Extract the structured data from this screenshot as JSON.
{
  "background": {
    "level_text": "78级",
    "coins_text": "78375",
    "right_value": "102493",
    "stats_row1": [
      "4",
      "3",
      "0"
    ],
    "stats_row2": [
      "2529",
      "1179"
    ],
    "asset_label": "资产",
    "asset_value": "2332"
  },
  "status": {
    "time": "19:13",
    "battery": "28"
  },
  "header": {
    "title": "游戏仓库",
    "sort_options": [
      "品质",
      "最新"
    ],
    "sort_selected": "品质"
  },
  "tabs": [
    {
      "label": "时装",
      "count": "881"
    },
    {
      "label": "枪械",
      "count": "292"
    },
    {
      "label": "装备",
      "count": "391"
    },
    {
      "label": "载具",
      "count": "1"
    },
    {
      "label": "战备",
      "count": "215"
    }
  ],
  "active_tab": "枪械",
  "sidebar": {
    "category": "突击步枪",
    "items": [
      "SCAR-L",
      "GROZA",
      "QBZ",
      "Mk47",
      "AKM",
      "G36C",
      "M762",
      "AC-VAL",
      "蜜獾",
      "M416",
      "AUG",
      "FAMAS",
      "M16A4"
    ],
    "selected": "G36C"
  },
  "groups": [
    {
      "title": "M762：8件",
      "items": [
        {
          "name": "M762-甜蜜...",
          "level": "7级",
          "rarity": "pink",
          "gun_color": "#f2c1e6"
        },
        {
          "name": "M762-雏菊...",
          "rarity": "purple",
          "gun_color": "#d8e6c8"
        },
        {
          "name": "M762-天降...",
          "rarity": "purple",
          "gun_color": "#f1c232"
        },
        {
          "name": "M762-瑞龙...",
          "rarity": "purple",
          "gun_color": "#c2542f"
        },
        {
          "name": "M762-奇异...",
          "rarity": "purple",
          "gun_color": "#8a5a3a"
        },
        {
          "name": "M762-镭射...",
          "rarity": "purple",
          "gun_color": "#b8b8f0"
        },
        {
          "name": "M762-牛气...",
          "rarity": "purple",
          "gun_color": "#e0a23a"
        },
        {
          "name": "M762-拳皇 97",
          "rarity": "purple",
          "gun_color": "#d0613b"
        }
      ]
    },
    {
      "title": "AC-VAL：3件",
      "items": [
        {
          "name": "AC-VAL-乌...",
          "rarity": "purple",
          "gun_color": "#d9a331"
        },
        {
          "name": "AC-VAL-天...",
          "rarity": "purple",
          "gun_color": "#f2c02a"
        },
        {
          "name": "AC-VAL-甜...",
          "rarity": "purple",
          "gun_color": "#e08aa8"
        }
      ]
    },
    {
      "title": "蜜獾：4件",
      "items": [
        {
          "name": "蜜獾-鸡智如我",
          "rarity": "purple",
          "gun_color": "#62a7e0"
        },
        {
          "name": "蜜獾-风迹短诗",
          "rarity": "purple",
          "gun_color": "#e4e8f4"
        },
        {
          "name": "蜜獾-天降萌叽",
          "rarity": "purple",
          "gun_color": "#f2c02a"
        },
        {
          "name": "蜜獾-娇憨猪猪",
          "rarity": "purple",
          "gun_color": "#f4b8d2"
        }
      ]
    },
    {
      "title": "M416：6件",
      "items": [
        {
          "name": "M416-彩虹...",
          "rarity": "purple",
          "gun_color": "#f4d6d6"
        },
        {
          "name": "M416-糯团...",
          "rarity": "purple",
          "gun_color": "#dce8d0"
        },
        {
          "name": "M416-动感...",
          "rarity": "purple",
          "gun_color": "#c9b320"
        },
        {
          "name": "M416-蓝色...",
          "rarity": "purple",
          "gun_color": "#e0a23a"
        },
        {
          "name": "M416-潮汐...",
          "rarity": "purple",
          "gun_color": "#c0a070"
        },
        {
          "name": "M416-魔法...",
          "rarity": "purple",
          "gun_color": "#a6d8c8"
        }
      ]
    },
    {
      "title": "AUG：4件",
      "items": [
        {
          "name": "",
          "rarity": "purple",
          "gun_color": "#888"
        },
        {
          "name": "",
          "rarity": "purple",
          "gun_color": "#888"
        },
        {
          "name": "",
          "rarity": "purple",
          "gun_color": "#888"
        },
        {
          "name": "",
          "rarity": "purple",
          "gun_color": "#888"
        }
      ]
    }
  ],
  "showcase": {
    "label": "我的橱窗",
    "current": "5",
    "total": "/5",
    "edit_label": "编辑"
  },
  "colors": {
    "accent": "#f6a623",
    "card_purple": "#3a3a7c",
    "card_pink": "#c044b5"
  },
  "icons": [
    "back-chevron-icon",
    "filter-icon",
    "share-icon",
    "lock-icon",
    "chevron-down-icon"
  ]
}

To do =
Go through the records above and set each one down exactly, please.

Exercise solution =
Extract the structured data from this screenshot as JSON.
{
  "background": {
    "level_text": "78级",
    "coins_text": "78375",
    "right_value": "102493",
    "stats_row1": [
      "4",
      "3",
      "0"
    ],
    "stats_row2": [
      "2529",
      "1179"
    ],
    "asset_label": "资产",
    "asset_value": "2332"
  },
  "status": {
    "time": "19:13",
    "battery": "28"
  },
  "header": {
    "title": "游戏仓库",
    "sort_options": [
      "品质",
      "最新"
    ],
    "sort_selected": "品质"
  },
  "tabs": [
    {
      "label": "时装",
      "count": "881"
    },
    {
      "label": "枪械",
      "count": "292"
    },
    {
      "label": "装备",
      "count": "391"
    },
    {
      "label": "载具",
      "count": "1"
    },
    {
      "label": "战备",
      "count": "215"
    }
  ],
  "active_tab": "枪械",
  "sidebar": {
    "category": "突击步枪",
    "items": [
      "SCAR-L",
      "GROZA",
      "QBZ",
      "Mk47",
      "AKM",
      "G36C",
      "M762",
      "AC-VAL",
      "蜜獾",
      "M416",
      "AUG",
      "FAMAS",
      "M16A4"
    ],
    "selected": "G36C"
  },
  "groups": [
    {
      "title": "M762：8件",
      "items": [
        {
          "name": "M762-甜蜜...",
          "level": "7级",
          "rarity": "pink",
          "gun_color": "#f2c1e6"
        },
        {
          "name": "M762-雏菊...",
          "rarity": "purple",
          "gun_color": "#d8e6c8"
        },
        {
          "name": "M762-天降...",
          "rarity": "purple",
          "gun_color": "#f1c232"
        },
        {
          "name": "M762-瑞龙...",
          "rarity": "purple",
          "gun_color": "#c2542f"
        },
        {
          "name": "M762-奇异...",
          "rarity": "purple",
          "gun_color": "#8a5a3a"
        },
        {
          "name": "M762-镭射...",
          "rarity": "purple",
          "gun_color": "#b8b8f0"
        },
        {
          "name": "M762-牛气...",
          "rarity": "purple",
          "gun_color": "#e0a23a"
        },
        {
          "name": "M762-拳皇 97",
          "rarity": "purple",
          "gun_color": "#d0613b"
        }
      ]
    },
    {
      "title": "AC-VAL：3件",
      "items": [
        {
          "name": "AC-VAL-乌...",
          "rarity": "purple",
          "gun_color": "#d9a331"
        },
        {
          "name": "AC-VAL-天...",
          "rarity": "purple",
          "gun_color": "#f2c02a"
        },
        {
          "name": "AC-VAL-甜...",
          "rarity": "purple",
          "gun_color": "#e08aa8"
        }
      ]
    },
    {
      "title": "蜜獾：4件",
      "items": [
        {
          "name": "蜜獾-鸡智如我",
          "rarity": "purple",
          "gun_color": "#62a7e0"
        },
        {
          "name": "蜜獾-风迹短诗",
          "rarity": "purple",
          "gun_color": "#e4e8f4"
        },
        {
          "name": "蜜獾-天降萌叽",
          "rarity": "purple",
          "gun_color": "#f2c02a"
        },
        {
          "name": "蜜獾-娇憨猪猪",
          "rarity": "purple",
          "gun_color": "#f4b8d2"
        }
      ]
    },
    {
      "title": "M416：6件",
      "items": [
        {
          "name": "M416-彩虹...",
          "rarity": "purple",
          "gun_color": "#f4d6d6"
        },
        {
          "name": "M416-糯团...",
          "rarity": "purple",
          "gun_color": "#dce8d0"
        },
        {
          "name": "M416-动感...",
          "rarity": "purple",
          "gun_color": "#c9b320"
        },
        {
          "name": "M416-蓝色...",
          "rarity": "purple",
          "gun_color": "#e0a23a"
        },
        {
          "name": "M416-潮汐...",
          "rarity": "purple",
          "gun_color": "#c0a070"
        },
        {
          "name": "M416-魔法...",
          "rarity": "purple",
          "gun_color": "#a6d8c8"
        }
      ]
    },
    {
      "title": "AUG：4件",
      "items": [
        {
          "name": "",
          "rarity": "purple",
          "gun_color": "#888"
        },
        {
          "name": "",
          "rarity": "purple",
          "gun_color": "#888"
        },
        {
          "name": "",
          "rarity": "purple",
          "gun_color": "#888"
        },
        {
          "name": "",
          "rarity": "purple",
          "gun_color": "#888"
        }
      ]
    }
  ],
  "showcase": {
    "label": "我的橱窗",
    "current": "5",
    "total": "/5",
    "edit_label": "编辑"
  },
  "colors": {
    "accent": "#f6a623",
    "card_purple": "#3a3a7c",
    "card_pink": "#c044b5"
  },
  "icons": [
    "back-chevron-icon",
    "filter-icon",
    "share-icon",
    "lock-icon",
    "chevron-down-icon"
  ]
}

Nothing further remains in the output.